=== Extracted records ===
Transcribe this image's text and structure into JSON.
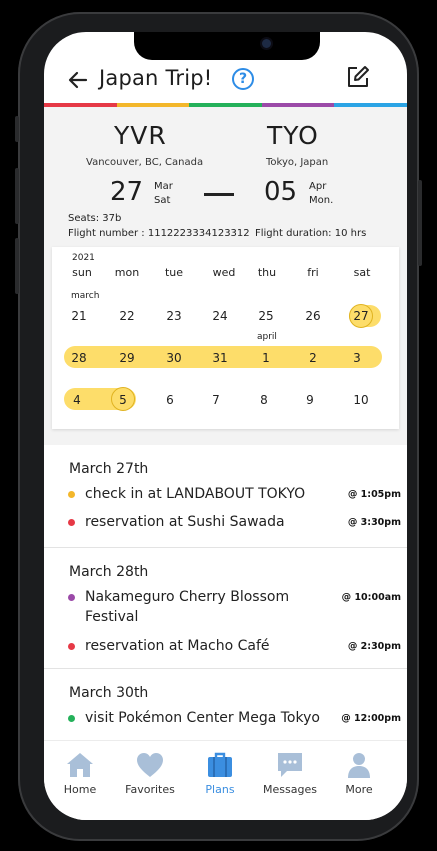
{
  "header": {
    "title": "Japan Trip!",
    "help_label": "?"
  },
  "colors": {
    "bar": [
      "#e63946",
      "#f3b72b",
      "#24b15a",
      "#9b4aa8",
      "#2ba4e5"
    ],
    "accent": "#3b8ee0",
    "highlight": "#fddd6a"
  },
  "flight": {
    "from_code": "YVR",
    "from_city": "Vancouver, BC, Canada",
    "to_code": "TYO",
    "to_city": "Tokyo, Japan",
    "dep_day": "27",
    "dep_month": "Mar",
    "dep_weekday": "Sat",
    "arr_day": "05",
    "arr_month": "Apr",
    "arr_weekday": "Mon.",
    "seats": "Seats: 37b",
    "flight_number": "Flight number : 1112223334123312",
    "duration": "Flight duration: 10 hrs"
  },
  "calendar": {
    "year": "2021",
    "weekdays": [
      "sun",
      "mon",
      "tue",
      "wed",
      "thu",
      "fri",
      "sat"
    ],
    "march_label": "march",
    "april_label": "april",
    "row1": [
      "21",
      "22",
      "23",
      "24",
      "25",
      "26",
      "27"
    ],
    "row2": [
      "28",
      "29",
      "30",
      "31",
      "1",
      "2",
      "3"
    ],
    "row3": [
      "4",
      "5",
      "6",
      "7",
      "8",
      "9",
      "10"
    ]
  },
  "events": [
    {
      "date": "March 27th",
      "items": [
        {
          "text": "check in at LANDABOUT TOKYO",
          "time": "@ 1:05pm",
          "color": "#f3b72b"
        },
        {
          "text": "reservation at Sushi Sawada",
          "time": "@ 3:30pm",
          "color": "#e63946"
        }
      ]
    },
    {
      "date": "March 28th",
      "items": [
        {
          "text_line1": "Nakameguro Cherry Blossom",
          "text_line2": "Festival",
          "time": "@ 10:00am",
          "color": "#9b4aa8"
        },
        {
          "text": "reservation at Macho Café",
          "time": "@ 2:30pm",
          "color": "#e63946"
        }
      ]
    },
    {
      "date": "March 30th",
      "items": [
        {
          "text": "visit Pokémon Center Mega Tokyo",
          "time": "@ 12:00pm",
          "color": "#24b15a"
        }
      ]
    }
  ],
  "tabs": [
    {
      "label": "Home",
      "icon": "home-icon"
    },
    {
      "label": "Favorites",
      "icon": "heart-icon"
    },
    {
      "label": "Plans",
      "icon": "suitcase-icon",
      "active": true
    },
    {
      "label": "Messages",
      "icon": "message-icon"
    },
    {
      "label": "More",
      "icon": "person-icon"
    }
  ]
}
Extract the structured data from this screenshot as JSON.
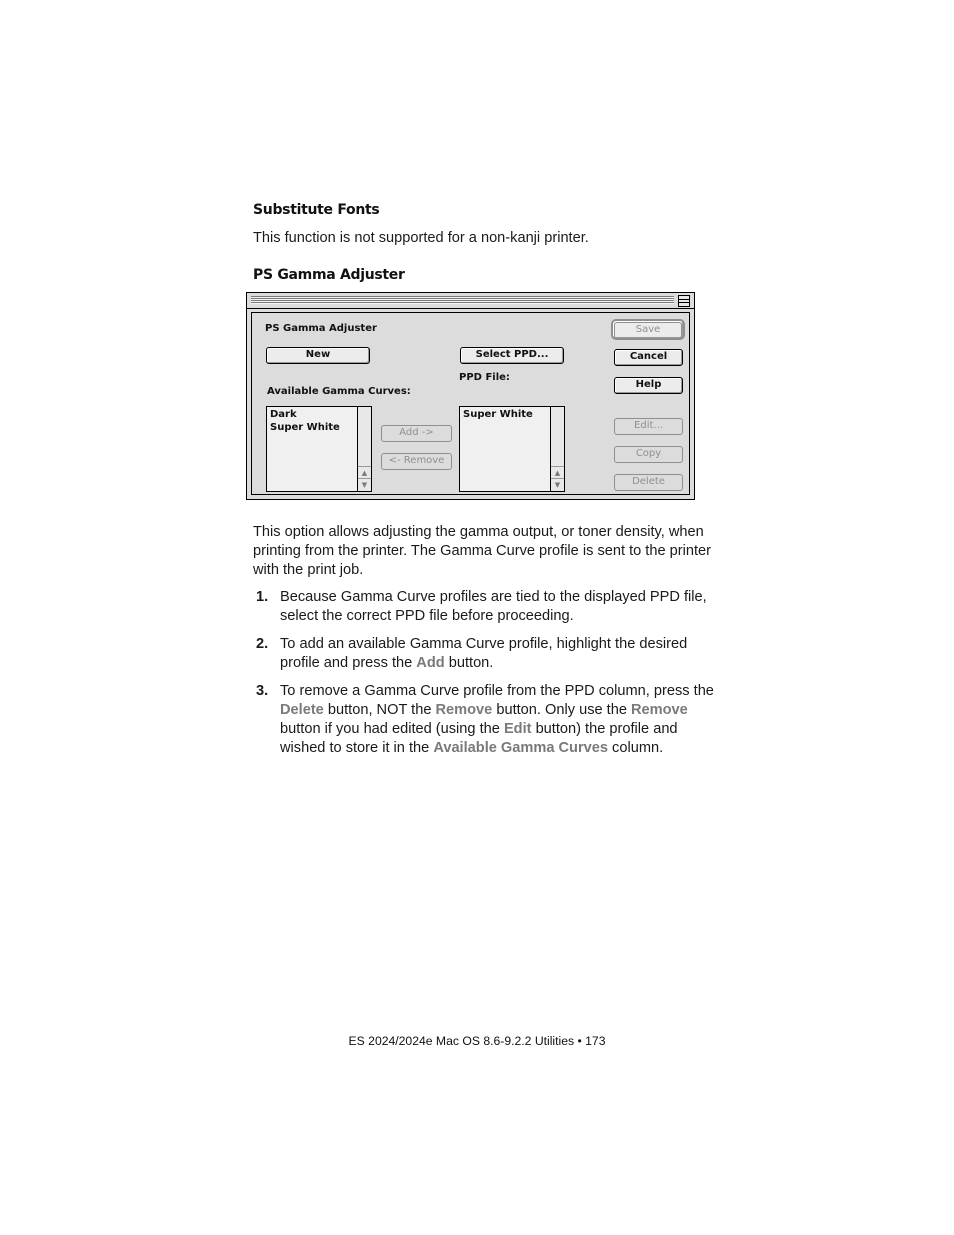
{
  "sections": {
    "substitute_fonts": {
      "heading": "Substitute Fonts",
      "body": "This function is not supported for a non-kanji printer."
    },
    "ps_gamma": {
      "heading": "PS Gamma Adjuster"
    }
  },
  "dialog": {
    "title": "PS Gamma Adjuster",
    "buttons": {
      "new": "New",
      "select_ppd": "Select PPD...",
      "save": "Save",
      "cancel": "Cancel",
      "help": "Help",
      "add": "Add ->",
      "remove": "<- Remove",
      "edit": "Edit...",
      "copy": "Copy",
      "delete": "Delete"
    },
    "labels": {
      "available_curves": "Available Gamma Curves:",
      "ppd_file": "PPD File:"
    },
    "available_curves": [
      "Dark",
      "Super White"
    ],
    "ppd_curves": [
      "Super White"
    ],
    "icons": {
      "collapse": "window-collapse-icon",
      "scroll_up": "▲",
      "scroll_down": "▼"
    }
  },
  "description": {
    "intro": "This option allows adjusting the gamma output, or toner density, when printing from the printer.  The Gamma Curve profile is sent to the printer with the print job.",
    "steps": [
      {
        "num": "1.",
        "parts": [
          {
            "t": "Because Gamma Curve profiles are tied to the displayed PPD file, select the correct PPD file before proceeding."
          }
        ]
      },
      {
        "num": "2.",
        "parts": [
          {
            "t": "To add an available Gamma Curve profile, highlight the desired profile and press the "
          },
          {
            "t": "Add",
            "hl": true
          },
          {
            "t": " button."
          }
        ]
      },
      {
        "num": "3.",
        "parts": [
          {
            "t": "To remove a Gamma Curve profile from the PPD column, press the "
          },
          {
            "t": "Delete",
            "hl": true
          },
          {
            "t": " button, NOT the "
          },
          {
            "t": "Remove",
            "hl": true
          },
          {
            "t": " button.  Only use the "
          },
          {
            "t": "Remove",
            "hl": true
          },
          {
            "t": " button if you had edited (using the "
          },
          {
            "t": "Edit",
            "hl": true
          },
          {
            "t": " button) the profile and wished to store it in the "
          },
          {
            "t": "Available Gamma Curves",
            "hl": true
          },
          {
            "t": " column."
          }
        ]
      }
    ]
  },
  "colors": {
    "highlight_text": "#7a7a7a",
    "dialog_bg": "#dcdcdc"
  },
  "footer": "ES 2024/2024e Mac OS 8.6-9.2.2 Utilities  • 173"
}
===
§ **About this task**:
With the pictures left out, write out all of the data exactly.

§ **Completed exercise**:
Transcribe this image's text and structure into JSON.
{
  "header": {
    "title": "Japan Trip!",
    "help_label": "?"
  },
  "colors": {
    "bar": [
      "#e63946",
      "#f3b72b",
      "#24b15a",
      "#9b4aa8",
      "#2ba4e5"
    ],
    "accent": "#3b8ee0",
    "highlight": "#fddd6a"
  },
  "flight": {
    "from_code": "YVR",
    "from_city": "Vancouver, BC, Canada",
    "to_code": "TYO",
    "to_city": "Tokyo, Japan",
    "dep_day": "27",
    "dep_month": "Mar",
    "dep_weekday": "Sat",
    "arr_day": "05",
    "arr_month": "Apr",
    "arr_weekday": "Mon.",
    "seats": "Seats: 37b",
    "flight_number": "Flight number : 1112223334123312",
    "duration": "Flight duration: 10 hrs"
  },
  "calendar": {
    "year": "2021",
    "weekdays": [
      "sun",
      "mon",
      "tue",
      "wed",
      "thu",
      "fri",
      "sat"
    ],
    "march_label": "march",
    "april_label": "april",
    "row1": [
      "21",
      "22",
      "23",
      "24",
      "25",
      "26",
      "27"
    ],
    "row2": [
      "28",
      "29",
      "30",
      "31",
      "1",
      "2",
      "3"
    ],
    "row3": [
      "4",
      "5",
      "6",
      "7",
      "8",
      "9",
      "10"
    ]
  },
  "events": [
    {
      "date": "March 27th",
      "items": [
        {
          "text": "check in at LANDABOUT TOKYO",
          "time": "@ 1:05pm",
          "color": "#f3b72b"
        },
        {
          "text": "reservation at Sushi Sawada",
          "time": "@ 3:30pm",
          "color": "#e63946"
        }
      ]
    },
    {
      "date": "March 28th",
      "items": [
        {
          "text_line1": "Nakameguro Cherry Blossom",
          "text_line2": "Festival",
          "time": "@ 10:00am",
          "color": "#9b4aa8"
        },
        {
          "text": "reservation at Macho Café",
          "time": "@ 2:30pm",
          "color": "#e63946"
        }
      ]
    },
    {
      "date": "March 30th",
      "items": [
        {
          "text": "visit Pokémon Center Mega Tokyo",
          "time": "@ 12:00pm",
          "color": "#24b15a"
        }
      ]
    }
  ],
  "tabs": [
    {
      "label": "Home",
      "icon": "home-icon"
    },
    {
      "label": "Favorites",
      "icon": "heart-icon"
    },
    {
      "label": "Plans",
      "icon": "suitcase-icon",
      "active": true
    },
    {
      "label": "Messages",
      "icon": "message-icon"
    },
    {
      "label": "More",
      "icon": "person-icon"
    }
  ]
}
Extract the structured data from this screenshot as JSON.
{
  "sections": {
    "substitute_fonts": {
      "heading": "Substitute Fonts",
      "body": "This function is not supported for a non-kanji printer."
    },
    "ps_gamma": {
      "heading": "PS Gamma Adjuster"
    }
  },
  "dialog": {
    "title": "PS Gamma Adjuster",
    "buttons": {
      "new": "New",
      "select_ppd": "Select PPD...",
      "save": "Save",
      "cancel": "Cancel",
      "help": "Help",
      "add": "Add ->",
      "remove": "<- Remove",
      "edit": "Edit...",
      "copy": "Copy",
      "delete": "Delete"
    },
    "labels": {
      "available_curves": "Available Gamma Curves:",
      "ppd_file": "PPD File:"
    },
    "available_curves": [
      "Dark",
      "Super White"
    ],
    "ppd_curves": [
      "Super White"
    ],
    "icons": {
      "collapse": "window-collapse-icon",
      "scroll_up": "▲",
      "scroll_down": "▼"
    }
  },
  "description": {
    "intro": "This option allows adjusting the gamma output, or toner density, when printing from the printer.  The Gamma Curve profile is sent to the printer with the print job.",
    "steps": [
      {
        "num": "1.",
        "parts": [
          {
            "t": "Because Gamma Curve profiles are tied to the displayed PPD file, select the correct PPD file before proceeding."
          }
        ]
      },
      {
        "num": "2.",
        "parts": [
          {
            "t": "To add an available Gamma Curve profile, highlight the desired profile and press the "
          },
          {
            "t": "Add",
            "hl": true
          },
          {
            "t": " button."
          }
        ]
      },
      {
        "num": "3.",
        "parts": [
          {
            "t": "To remove a Gamma Curve profile from the PPD column, press the "
          },
          {
            "t": "Delete",
            "hl": true
          },
          {
            "t": " button, NOT the "
          },
          {
            "t": "Remove",
            "hl": true
          },
          {
            "t": " button.  Only use the "
          },
          {
            "t": "Remove",
            "hl": true
          },
          {
            "t": " button if you had edited (using the "
          },
          {
            "t": "Edit",
            "hl": true
          },
          {
            "t": " button) the profile and wished to store it in the "
          },
          {
            "t": "Available Gamma Curves",
            "hl": true
          },
          {
            "t": " column."
          }
        ]
      }
    ]
  },
  "colors": {
    "highlight_text": "#7a7a7a",
    "dialog_bg": "#dcdcdc"
  },
  "footer": "ES 2024/2024e Mac OS 8.6-9.2.2 Utilities  • 173"
}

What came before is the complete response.